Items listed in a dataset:
┌────────

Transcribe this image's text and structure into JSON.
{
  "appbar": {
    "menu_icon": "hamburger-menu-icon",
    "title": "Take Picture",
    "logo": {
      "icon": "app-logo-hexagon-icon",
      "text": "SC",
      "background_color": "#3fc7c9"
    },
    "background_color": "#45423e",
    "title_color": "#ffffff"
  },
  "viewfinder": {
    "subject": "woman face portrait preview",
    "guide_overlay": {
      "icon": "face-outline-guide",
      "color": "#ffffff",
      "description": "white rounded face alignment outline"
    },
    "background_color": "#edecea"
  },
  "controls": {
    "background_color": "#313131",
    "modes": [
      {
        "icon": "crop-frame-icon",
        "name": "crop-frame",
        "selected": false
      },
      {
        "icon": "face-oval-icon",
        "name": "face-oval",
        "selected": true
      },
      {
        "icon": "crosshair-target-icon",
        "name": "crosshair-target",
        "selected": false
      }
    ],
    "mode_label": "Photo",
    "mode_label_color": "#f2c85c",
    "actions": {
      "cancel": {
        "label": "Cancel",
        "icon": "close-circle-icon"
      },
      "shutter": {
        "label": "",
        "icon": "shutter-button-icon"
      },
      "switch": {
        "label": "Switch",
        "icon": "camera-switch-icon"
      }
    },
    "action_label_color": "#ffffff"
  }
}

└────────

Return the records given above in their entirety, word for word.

RESPONSE.
Transcribe this image's text and structure into JSON.
{
  "appbar": {
    "menu_icon": "hamburger-menu-icon",
    "title": "Take Picture",
    "logo": {
      "icon": "app-logo-hexagon-icon",
      "text": "SC",
      "background_color": "#3fc7c9"
    },
    "background_color": "#45423e",
    "title_color": "#ffffff"
  },
  "viewfinder": {
    "subject": "woman face portrait preview",
    "guide_overlay": {
      "icon": "face-outline-guide",
      "color": "#ffffff",
      "description": "white rounded face alignment outline"
    },
    "background_color": "#edecea"
  },
  "controls": {
    "background_color": "#313131",
    "modes": [
      {
        "icon": "crop-frame-icon",
        "name": "crop-frame",
        "selected": false
      },
      {
        "icon": "face-oval-icon",
        "name": "face-oval",
        "selected": true
      },
      {
        "icon": "crosshair-target-icon",
        "name": "crosshair-target",
        "selected": false
      }
    ],
    "mode_label": "Photo",
    "mode_label_color": "#f2c85c",
    "actions": {
      "cancel": {
        "label": "Cancel",
        "icon": "close-circle-icon"
      },
      "shutter": {
        "label": "",
        "icon": "shutter-button-icon"
      },
      "switch": {
        "label": "Switch",
        "icon": "camera-switch-icon"
      }
    },
    "action_label_color": "#ffffff"
  }
}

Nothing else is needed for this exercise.